GURLA MANDHATA

DEVASTATING EARTHQUAKE

Gurla Mandhata (7694 m) – Tibet/Nepal – spring 2015

Dutch small scale expedition
Result: de expedition was stopped by the earthquake in Nepal
Complete report (only in Dutch, sorry): www.gurlamandhata.nl

LESS IS MORE

It was a wonderful plan: to climb the Gurla Mandhata in Western Tibet together with a small team of four. This is a seldom climbed mountain giant in Western Tibet, by far the highest peak in the region. The mountain is located near Mount Kailash, considered by a number of religions to be very sacred and as being the origin of life. The expedition’s motto was ‘Less is More’.
The expedition started from Kathmandu (Nepal). After final organisational preparations and a short hike we would drive to Tibet by Jeep. However, we never got that far due to the devastating local earthquake (7.9 on the Richter scale) of 25th april 2015.

Gurla Mandhata

The great adventure of this expedition would relate to its associated unfamiliarity and small scale: the top of the Gurla had been reached only nine times in history, the last times being in 2006 and in 2011. Therefore, there was little written information available about the climb, and certainly no recent information about related glacier conditions. Although we received great help by Stefan Fritsche (Austria, till 6400 m in 2013), Andreas Sippel (Germany, summit 2006), Yves Raymaekers (Belgium, summit 2005)

We would be the only team on the mountain, so there should be no relying on anyone and we were to do everything ourselves. Our team would be small and flexible: a climbing team of four supported by one cook.

We expected very heavy conditions; the Gurla Mandhata’s isolated location causes it to have its own weather system with increased risks of high altitude storms. Its base camp is located at 5650 metres which is very high, and hardly allows for physical recovery to occur. All in all, it was an enormous challenge in every context.

Trembling earth
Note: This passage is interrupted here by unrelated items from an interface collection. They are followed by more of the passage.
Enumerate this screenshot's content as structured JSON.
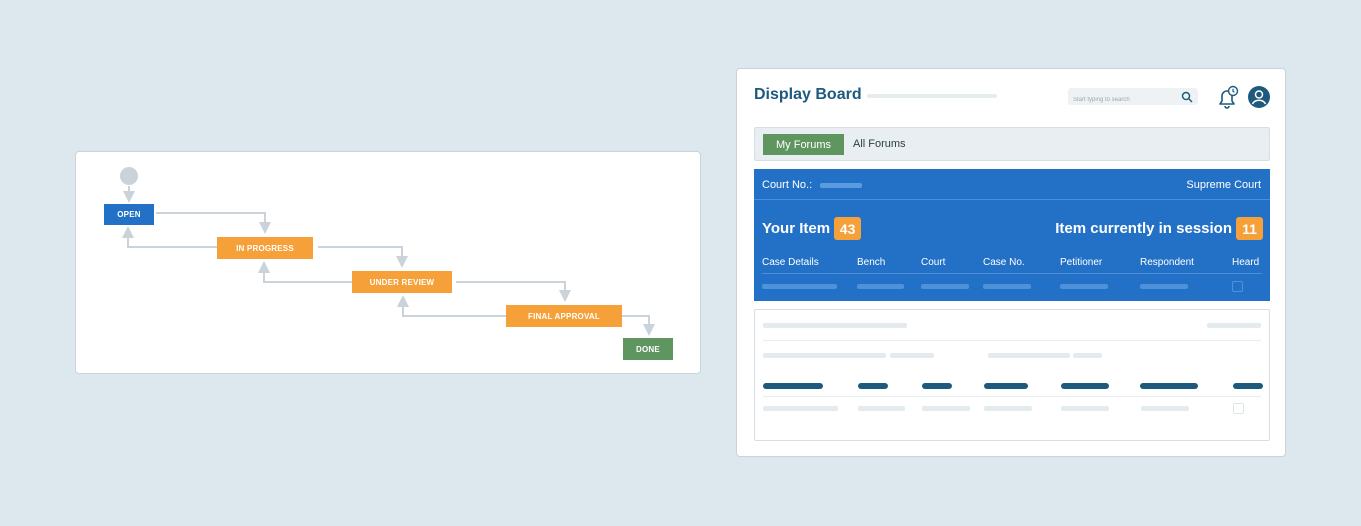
{
  "workflow": {
    "nodes": [
      {
        "id": "open",
        "label": "OPEN",
        "color": "#2371c6"
      },
      {
        "id": "in_progress",
        "label": "IN PROGRESS",
        "color": "#f6a03a"
      },
      {
        "id": "under_review",
        "label": "UNDER REVIEW",
        "color": "#f6a03a"
      },
      {
        "id": "final_approval",
        "label": "FINAL APPROVAL",
        "color": "#f6a03a"
      },
      {
        "id": "done",
        "label": "DONE",
        "color": "#5f9660"
      }
    ]
  },
  "board": {
    "title": "Display Board",
    "search": {
      "placeholder": "Start typing to search"
    },
    "tabs": {
      "active": "My Forums",
      "inactive": "All Forums"
    },
    "panel": {
      "court_no_label": "Court No.:",
      "court_name": "Supreme Court",
      "your_item_label": "Your Item",
      "your_item_value": "43",
      "session_label": "Item currently in session",
      "session_value": "11",
      "columns": [
        "Case Details",
        "Bench",
        "Court",
        "Case No.",
        "Petitioner",
        "Respondent",
        "Heard"
      ]
    },
    "colors": {
      "primary": "#2371c6",
      "accent": "#f6a03a",
      "success": "#5f9660",
      "heading": "#1d5a7e"
    }
  }
}
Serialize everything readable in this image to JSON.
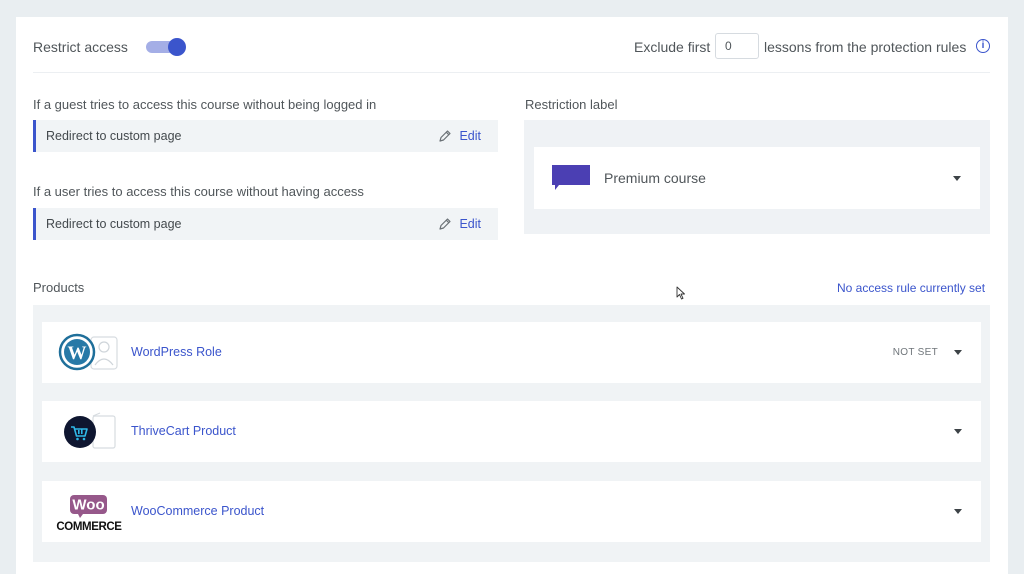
{
  "header": {
    "restrict_label": "Restrict access",
    "restrict_enabled": true,
    "exclude_prefix": "Exclude first",
    "exclude_value": "0",
    "exclude_suffix": "lessons from the protection rules"
  },
  "guest_rule": {
    "question": "If a guest tries to access this course without being logged in",
    "action": "Redirect to custom page",
    "edit_label": "Edit"
  },
  "user_rule": {
    "question": "If a user tries to access this course without having access",
    "action": "Redirect to custom page",
    "edit_label": "Edit"
  },
  "restriction_label": {
    "title": "Restriction label",
    "selected": "Premium course",
    "color": "#4b3fb3"
  },
  "products": {
    "title": "Products",
    "status_link": "No access rule currently set",
    "items": [
      {
        "name": "WordPress Role",
        "status": "NOT SET",
        "icon": "wordpress-icon"
      },
      {
        "name": "ThriveCart Product",
        "status": "",
        "icon": "thrivecart-icon"
      },
      {
        "name": "WooCommerce Product",
        "status": "",
        "icon": "woocommerce-icon",
        "logo_line1": "Woo",
        "logo_line2": "COMMERCE"
      }
    ]
  },
  "colors": {
    "accent": "#3b55cc",
    "woo_purple": "#96588a"
  }
}
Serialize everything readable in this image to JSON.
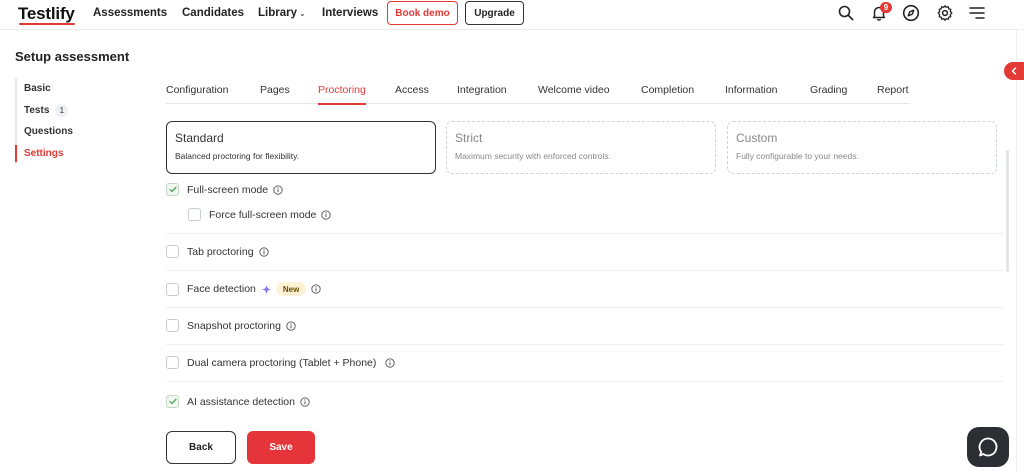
{
  "app": {
    "logo_text": "Testlify",
    "brand_color": "#e53935"
  },
  "topnav": {
    "items": [
      "Assessments",
      "Candidates",
      "Library",
      "Interviews"
    ],
    "library_chevron": "⌄",
    "book_demo_label": "Book demo",
    "upgrade_label": "Upgrade",
    "notification_count": "9",
    "icons": [
      "search-icon",
      "bell-icon",
      "compass-icon",
      "gear-icon",
      "menu-icon"
    ]
  },
  "page": {
    "title": "Setup assessment"
  },
  "sidebar": {
    "items": [
      {
        "label": "Basic"
      },
      {
        "label": "Tests",
        "count": "1"
      },
      {
        "label": "Questions"
      },
      {
        "label": "Settings",
        "active": true
      }
    ]
  },
  "tabs": {
    "items": [
      "Configuration",
      "Pages",
      "Proctoring",
      "Access",
      "Integration",
      "Welcome video",
      "Completion",
      "Information",
      "Grading",
      "Report"
    ],
    "active": "Proctoring"
  },
  "presets": [
    {
      "title": "Standard",
      "desc": "Balanced proctoring for flexibility.",
      "selected": true
    },
    {
      "title": "Strict",
      "desc": "Maximum security with enforced controls.",
      "selected": false
    },
    {
      "title": "Custom",
      "desc": "Fully configurable to your needs.",
      "selected": false
    }
  ],
  "options": {
    "fullscreen": {
      "label": "Full-screen mode",
      "checked": true
    },
    "force_fullscreen": {
      "label": "Force full-screen mode",
      "checked": false
    },
    "tab_proctoring": {
      "label": "Tab proctoring",
      "checked": false
    },
    "face_detection": {
      "label": "Face detection",
      "checked": false,
      "badge": "New"
    },
    "snapshot": {
      "label": "Snapshot proctoring",
      "checked": false
    },
    "dual_camera": {
      "label": "Dual camera proctoring (Tablet + Phone)",
      "checked": false
    },
    "ai_detection": {
      "label": "AI assistance detection",
      "checked": true
    }
  },
  "footer": {
    "back_label": "Back",
    "save_label": "Save"
  }
}
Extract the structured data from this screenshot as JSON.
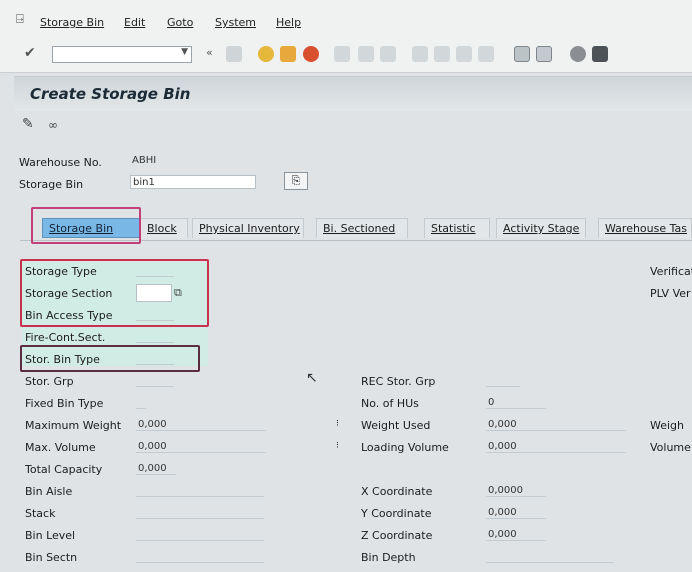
{
  "menubar": {
    "items": [
      "Storage Bin",
      "Edit",
      "Goto",
      "System",
      "Help"
    ]
  },
  "toolbar": {
    "command_value": "",
    "icons": [
      "enter-icon",
      "save-icon",
      "back-icon",
      "exit-icon",
      "cancel-icon",
      "print-icon",
      "find-icon",
      "find-next-icon",
      "first-page-icon",
      "prev-page-icon",
      "next-page-icon",
      "last-page-icon",
      "create-session-icon",
      "shortcut-icon",
      "help-icon",
      "customize-icon"
    ]
  },
  "title": "Create Storage Bin",
  "header": {
    "warehouse_label": "Warehouse No.",
    "warehouse_value": "ABHI",
    "bin_label": "Storage Bin",
    "bin_value": "bin1"
  },
  "tabs": [
    "Storage Bin",
    "Block",
    "Physical Inventory",
    "Bi. Sectioned",
    "Statistic",
    "Activity Stage",
    "Warehouse Tas"
  ],
  "fields": {
    "storage_type": "Storage Type",
    "storage_section": "Storage Section",
    "bin_access_type": "Bin Access Type",
    "fire_cont_sect": "Fire-Cont.Sect.",
    "stor_bin_type": "Stor. Bin Type",
    "stor_grp": "Stor. Grp",
    "fixed_bin_type": "Fixed Bin Type",
    "max_weight": "Maximum Weight",
    "max_weight_value": "0,000",
    "max_volume": "Max. Volume",
    "max_volume_value": "0,000",
    "total_capacity": "Total Capacity",
    "total_capacity_value": "0,000",
    "bin_aisle": "Bin Aisle",
    "stack": "Stack",
    "bin_level": "Bin Level",
    "bin_sectn": "Bin Sectn",
    "rec_stor_grp": "REC Stor. Grp",
    "no_of_hus": "No. of HUs",
    "no_of_hus_value": "0",
    "weight_used": "Weight Used",
    "weight_used_value": "0,000",
    "loading_volume": "Loading Volume",
    "loading_volume_value": "0,000",
    "x_coordinate": "X Coordinate",
    "x_value": "0,0000",
    "y_coordinate": "Y Coordinate",
    "y_value": "0,000",
    "z_coordinate": "Z Coordinate",
    "z_value": "0,000",
    "bin_depth": "Bin Depth",
    "verification": "Verificati",
    "plv_ver": "PLV Ver",
    "weight_right": "Weigh",
    "volume_right": "Volume"
  }
}
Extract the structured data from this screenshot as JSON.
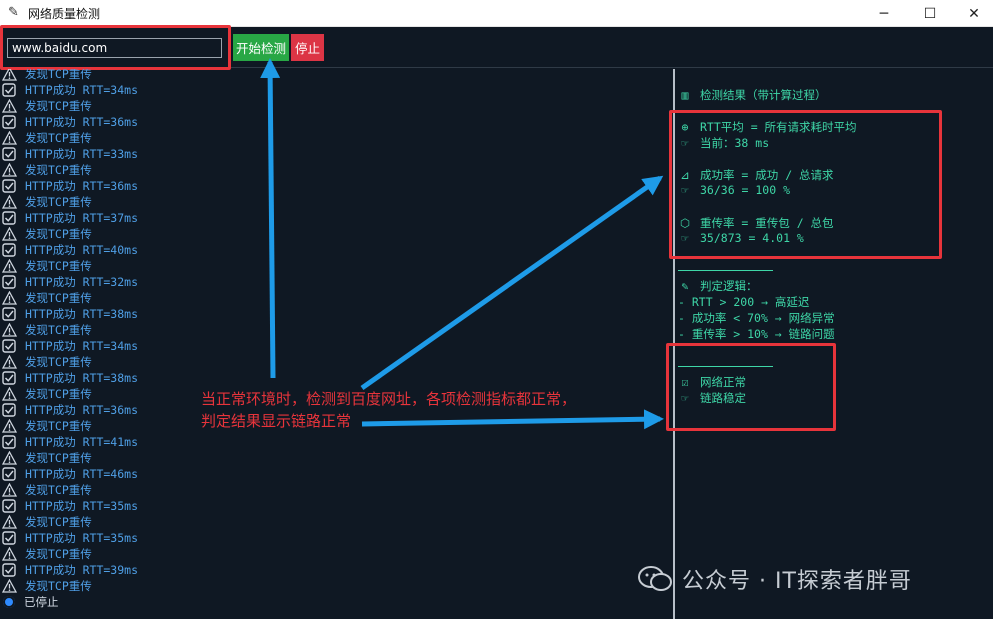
{
  "window": {
    "title": "网络质量检测",
    "app_icon": "feather-icon",
    "controls": [
      "─",
      "☐",
      "✕"
    ]
  },
  "toolbar": {
    "url_value": "www.baidu.com",
    "start_label": "开始检测",
    "stop_label": "停止"
  },
  "log": [
    {
      "type": "warn",
      "text": "发现TCP重传"
    },
    {
      "type": "ok",
      "text": "HTTP成功 RTT=34ms"
    },
    {
      "type": "warn",
      "text": "发现TCP重传"
    },
    {
      "type": "ok",
      "text": "HTTP成功 RTT=36ms"
    },
    {
      "type": "warn",
      "text": "发现TCP重传"
    },
    {
      "type": "ok",
      "text": "HTTP成功 RTT=33ms"
    },
    {
      "type": "warn",
      "text": "发现TCP重传"
    },
    {
      "type": "ok",
      "text": "HTTP成功 RTT=36ms"
    },
    {
      "type": "warn",
      "text": "发现TCP重传"
    },
    {
      "type": "ok",
      "text": "HTTP成功 RTT=37ms"
    },
    {
      "type": "warn",
      "text": "发现TCP重传"
    },
    {
      "type": "ok",
      "text": "HTTP成功 RTT=40ms"
    },
    {
      "type": "warn",
      "text": "发现TCP重传"
    },
    {
      "type": "ok",
      "text": "HTTP成功 RTT=32ms"
    },
    {
      "type": "warn",
      "text": "发现TCP重传"
    },
    {
      "type": "ok",
      "text": "HTTP成功 RTT=38ms"
    },
    {
      "type": "warn",
      "text": "发现TCP重传"
    },
    {
      "type": "ok",
      "text": "HTTP成功 RTT=34ms"
    },
    {
      "type": "warn",
      "text": "发现TCP重传"
    },
    {
      "type": "ok",
      "text": "HTTP成功 RTT=38ms"
    },
    {
      "type": "warn",
      "text": "发现TCP重传"
    },
    {
      "type": "ok",
      "text": "HTTP成功 RTT=36ms"
    },
    {
      "type": "warn",
      "text": "发现TCP重传"
    },
    {
      "type": "ok",
      "text": "HTTP成功 RTT=41ms"
    },
    {
      "type": "warn",
      "text": "发现TCP重传"
    },
    {
      "type": "ok",
      "text": "HTTP成功 RTT=46ms"
    },
    {
      "type": "warn",
      "text": "发现TCP重传"
    },
    {
      "type": "ok",
      "text": "HTTP成功 RTT=35ms"
    },
    {
      "type": "warn",
      "text": "发现TCP重传"
    },
    {
      "type": "ok",
      "text": "HTTP成功 RTT=35ms"
    },
    {
      "type": "warn",
      "text": "发现TCP重传"
    },
    {
      "type": "ok",
      "text": "HTTP成功 RTT=39ms"
    },
    {
      "type": "warn",
      "text": "发现TCP重传"
    },
    {
      "type": "stopped",
      "text": "已停止"
    }
  ],
  "results": {
    "header": "检测结果（带计算过程）",
    "rtt_title": "RTT平均 = 所有请求耗时平均",
    "rtt_value": "当前：38 ms",
    "success_title": "成功率 = 成功 / 总请求",
    "success_value": "36/36 = 100 %",
    "retrans_title": "重传率 = 重传包 / 总包",
    "retrans_value": "35/873 = 4.01 %",
    "logic_title": "判定逻辑：",
    "logic_lines": [
      "- RTT > 200 → 高延迟",
      "- 成功率 < 70% → 网络异常",
      "- 重传率 > 10% → 链路问题"
    ],
    "verdict_network": "网络正常",
    "verdict_link": "链路稳定"
  },
  "annotation": {
    "line1": "当正常环境时，检测到百度网址，各项检测指标都正常，",
    "line2": "判定结果显示链路正常"
  },
  "watermark": "公众号 · IT探索者胖哥",
  "colors": {
    "background": "#0f1823",
    "log_text": "#4f9fe6",
    "result_text": "#3ed6a7",
    "annotation_red": "#e7343b",
    "arrow_blue": "#1e9be8",
    "start_button": "#28a745",
    "stop_button": "#dc3545"
  }
}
On 20 April 2015, we flew to Kathmandu and stayed there for a few more days for final organisational preparations. On 24 April, Henk and I left direction Helambu on a trip to 4600 metres for acclimation, in preparation for the expected altitude. The next day, at lunchtime, we had an unusual and brief storm. A fraction later it felt like a steam train came thundering through the earth and everything started to shake, a bizarre and shocking experience. The lodge partially collapsed but fortunately no one was seriously injured.

Then – on the way back to Kathmandu – we saw that practically all of the houses in the area had been completely destroyed. There were constant aftershocks, up to 7.0 on the Richter scale the next day. We must have had our own personal angel on our shoulders…

No Go

The expedition was cancelled on 28 April. Firstly, it was impossible to enter Tibet (the Arniko Highway and the border crossing at Kodari were destroyed) and Tibet withdrew all the climbing permits due to their natural disaster. Furthermore, conditions were not at all conducive to being able to focus on a mountain climb. Our team was also personally affected: the house of our teammate Ngima Geljen from the Everest area had also collapsed. In short: we faced a no-go situation in every respect.  We changed priorities and we launched a donation-action project from Nepal to assist Nepal. We returned to the Netherlands on 7 May.

Help Nepal!

To date, more than € 80,000 has been raised to fully support emergency aid and reconstruction (situation summer 2018). We supported a refugee camp in Kathmandu for residents from the hard hit Langtang Valley, orphans from Langtang, and reconstruction in the Solo region. Most of the money, however, has gone to rebuilding a school in Kakani (Helambu area) and the reconstruction of a medical post in Basa (Solo area). At the moment we are supporting some Nepalese families with the reconstruction of their houses. Actual info can be found by the foundation Stichting Topaspiraties in the blog (sorry, only in Dutch). Some English posts are on the News page of this website.